We have updated our menu to include a wealth of variety and excitement. A wide choice of new, mouth-watering dishes can acquaint you with the extensive Indo-Bangladeshi cuisine. Also you will find a careful selection of classical dishes from all over the Indian sub-continent, with many of the favourites, which have become popular in the West and also many others, which are well known and highly delicious. If you want to design your own dish – less cream, more chilli, add spinach – just ask us. We enjoy the challenge of bespoke dishes and we will prepare it for no extra charge. We also cater for the tastes of children. All takeaway dishes are served into special stay-fresh packs (for collection or delivery) so they stay steaming hot. Our usual collection time is 30 Minutes and Delivery time is 45 to 60 Minutes but may vary on weather or traffic conditions. If you are weary of eating the same Bangladeshi Indian meal again and again. If you are looking forward to a change? We probably have the answer for you. At The Penge Masala Restaurant we have updated our menu to include a wealth of variety and excitement. A wide choice of new, mouth-watering dishes can acquaint you with the extensive Indo-Bangladeshi cuisine. Many of your favourite dishes are available. Our chef is glad to prepare any dish to order, which is not listed in the menu, that you may have liked before. However, we believe that you will be delighted after trying the exclusive dishes from our new selection.
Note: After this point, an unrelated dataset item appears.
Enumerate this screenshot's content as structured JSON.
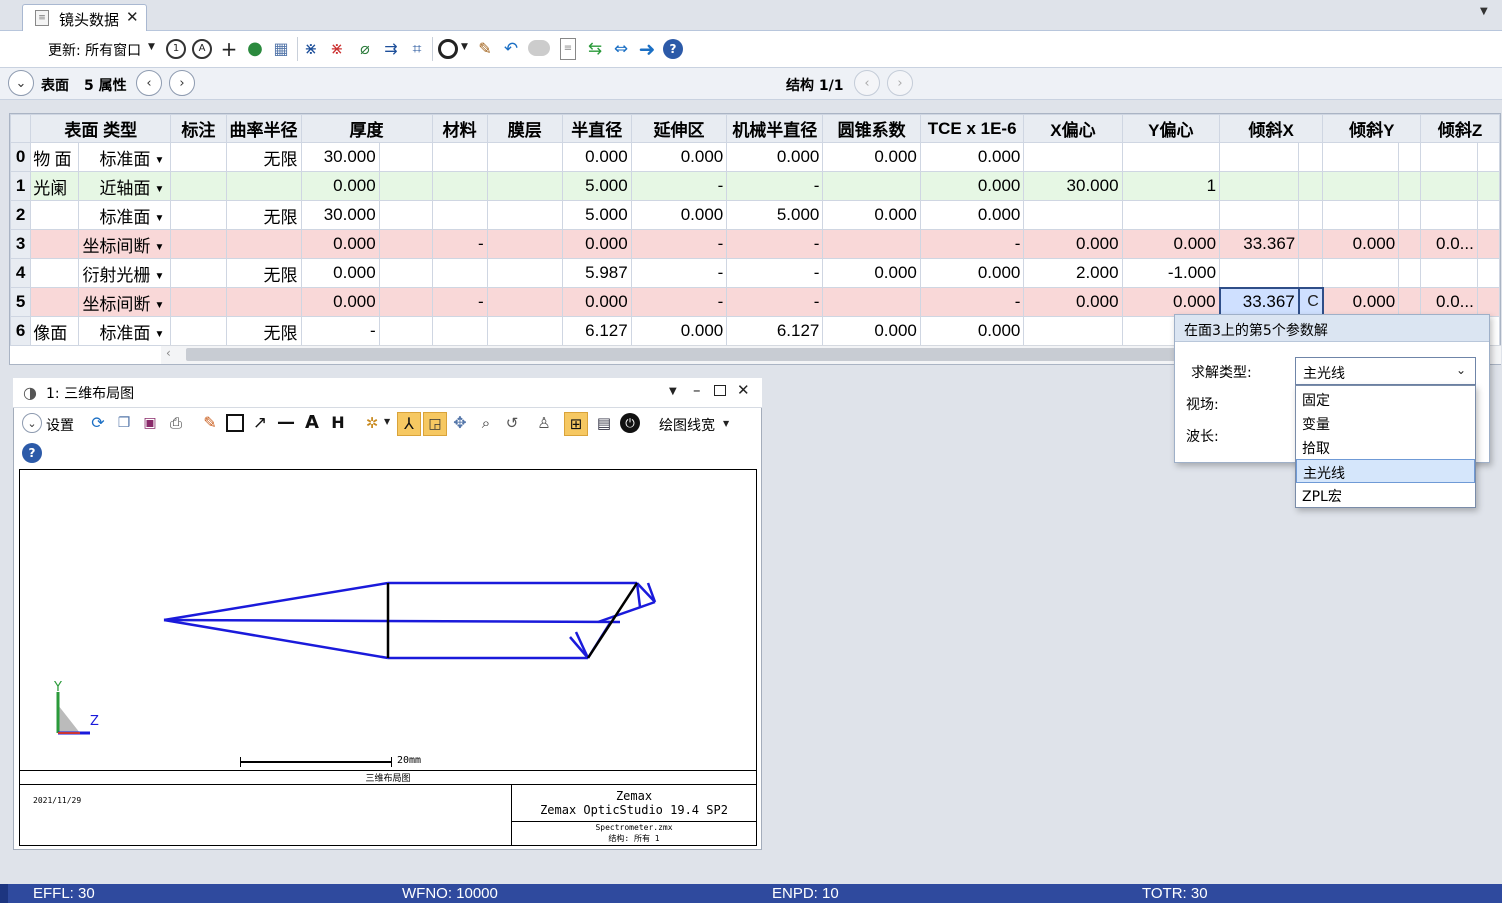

Penge is a suburb of South East London in the London Borough of Bromley. It has entered popular culture as the archetypal commuter suburb, but was a fashionable entertainment district in the 19th century. Historically Penge was once a small town, which was recorded under the name Penceat in an Anglo-Saxon deed dating from 957. Most historians believe the name of the town is derived from the Celtic word Penceat which means "edge of wood" and refers to the fact that the surrounding area was once covered in a dense forest. The original Celtic words of which the name was composed referred to "pen" ("head"), as in the Welsh "pen", and "ceat" ("wood"), similar to the Welsh "coed", as in the name of the town of Pencoed in Wales. Geographically it borders the London Borough of Lewisham. It lies west of Bromley and north East of Croydon, and is located 7.1 miles (11.4 km) southeast of Charing Cross. The largest amosite mine in the world, in South Africa, was named Penge because apparently one of the British directors thought the two areas were similar in appearance. Our search team has found that historically Penge is Indian food lover.